James Jablon is living in a lion's den for 30 days.
Spring Hill, Florida - This is the time of year when a lot of people make New Year's resolutions to lose weight or spend more time with friends and family, but a Spring Hill man has a different goal in mind. James Jablon is living in a lion's den for 30 days.
Jablon, a wildlife rehabilitation expert, plans to spend the month of January inside the fenced enclosure where two African lions named Lea and Ed live. He says he will sleep on hay next to them and eat when they eat.
PHOTO GALLERY: Man Lives With Lions
He says he understands the danger. "Especially if they're playing with something and you try to take it and you go near it, they go after you and when they fight with each other - which they do - you don't want to be near them because as soon as something touches them, they don't concern themselves with who's touching them. They're going to bite."
Jablon says to stay safe he will depend on the trees in the lions' enclosure. "I will attempt to build a place to sleep and hide when the play gets too rough."
And he's not rushing into the process. He says, for the first few nights, he will slowly attempt to sleep near them until the lions can become more comfortable with his presence. He says they recognize him as their caregiver but he has never attempted to spend this much time up close with them.
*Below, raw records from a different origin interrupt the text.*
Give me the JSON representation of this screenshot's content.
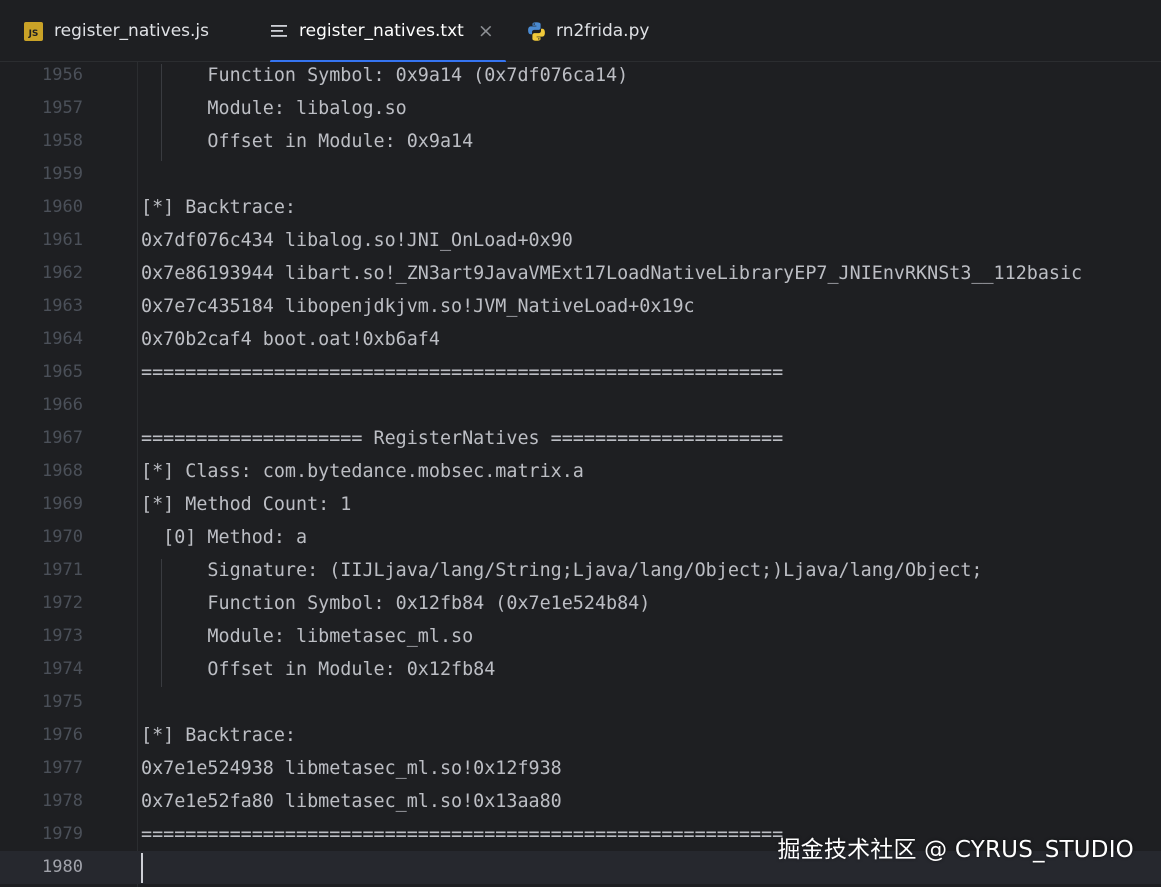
{
  "tabs": [
    {
      "label": "register_natives.js",
      "icon": "js-file-icon"
    },
    {
      "label": "register_natives.txt",
      "icon": "text-file-icon",
      "active": true,
      "close": "×"
    },
    {
      "label": "rn2frida.py",
      "icon": "python-file-icon"
    }
  ],
  "editor": {
    "current_line": "1980",
    "lines": [
      {
        "num": "1956",
        "text": "      Function Symbol: 0x9a14 (0x7df076ca14)"
      },
      {
        "num": "1957",
        "text": "      Module: libalog.so"
      },
      {
        "num": "1958",
        "text": "      Offset in Module: 0x9a14"
      },
      {
        "num": "1959",
        "text": ""
      },
      {
        "num": "1960",
        "text": "[*] Backtrace:"
      },
      {
        "num": "1961",
        "text": "0x7df076c434 libalog.so!JNI_OnLoad+0x90"
      },
      {
        "num": "1962",
        "text": "0x7e86193944 libart.so!_ZN3art9JavaVMExt17LoadNativeLibraryEP7_JNIEnvRKNSt3__112basic"
      },
      {
        "num": "1963",
        "text": "0x7e7c435184 libopenjdkjvm.so!JVM_NativeLoad+0x19c"
      },
      {
        "num": "1964",
        "text": "0x70b2caf4 boot.oat!0xb6af4"
      },
      {
        "num": "1965",
        "text": "=========================================================="
      },
      {
        "num": "1966",
        "text": ""
      },
      {
        "num": "1967",
        "text": "==================== RegisterNatives ====================="
      },
      {
        "num": "1968",
        "text": "[*] Class: com.bytedance.mobsec.matrix.a"
      },
      {
        "num": "1969",
        "text": "[*] Method Count: 1"
      },
      {
        "num": "1970",
        "text": "  [0] Method: a"
      },
      {
        "num": "1971",
        "text": "      Signature: (IIJLjava/lang/String;Ljava/lang/Object;)Ljava/lang/Object;"
      },
      {
        "num": "1972",
        "text": "      Function Symbol: 0x12fb84 (0x7e1e524b84)"
      },
      {
        "num": "1973",
        "text": "      Module: libmetasec_ml.so"
      },
      {
        "num": "1974",
        "text": "      Offset in Module: 0x12fb84"
      },
      {
        "num": "1975",
        "text": ""
      },
      {
        "num": "1976",
        "text": "[*] Backtrace:"
      },
      {
        "num": "1977",
        "text": "0x7e1e524938 libmetasec_ml.so!0x12f938"
      },
      {
        "num": "1978",
        "text": "0x7e1e52fa80 libmetasec_ml.so!0x13aa80"
      },
      {
        "num": "1979",
        "text": "=========================================================="
      },
      {
        "num": "1980",
        "text": ""
      }
    ]
  },
  "watermark": "掘金技术社区 @ CYRUS_STUDIO",
  "colors": {
    "background": "#1e1f22",
    "text": "#bcbec4",
    "line_number": "#4b5059",
    "accent": "#3574f0",
    "js_icon": "#c9a227"
  }
}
Jablon, a father, owns and runs the family owned non profit Wildlife Rehabilitation of Hernando, where the lions live. It's located at 360 Suncoast Boulevard in Spring Hill. The facility has been around for about ten years and about 100 animals - including, monkeys, alligators, coyotes, eagles and owls - live on 14 acres of property.
The facility was set up to provide a place for injured or orphaned wildlife to be taken, given medical treatment, food and a chance to recover. Jablon says, until recently, they were devoted mainly to native wildlife but now they're being asked to provide homes for exotic wildlife.
With the downturn in the economy, Jablon says he needs to raise money and awareness to keep the facility open. He says, "This place takes about $75,000 to $100,000 a year to run just to take care of the animals. I would be comfortable with having between a hundred and two hundred thousand dollars made from this to put into the account, so I know we have what we need for these animals right now."
From now until January 31, Jablon will spend his days and nights inside the lion's den to raise money for his facility. His every move is being broadcast through live streaming video. Click here to watch. Viewers can also chat with him and donate at his Web site.
He adds, "It's going to be a really hard month for me and my family but we'd really like the community to try to step up."
Jablon says he will no longer eat three meals a day or snack before and after meals. He will only eat when the lions eat and he says it won't be easy. "30 days without a Pepsi. Oh, boy!"
While the lions eat 12 to 14 pounds of raw meat in the evenings, he will eat regular cooked food at that time each day.
Jablon says all the money raised is going to be used strictly for items like food, housing material and medical care for the animals and all donations are 100 percent tax deductible.
Tammie Fields, 10 News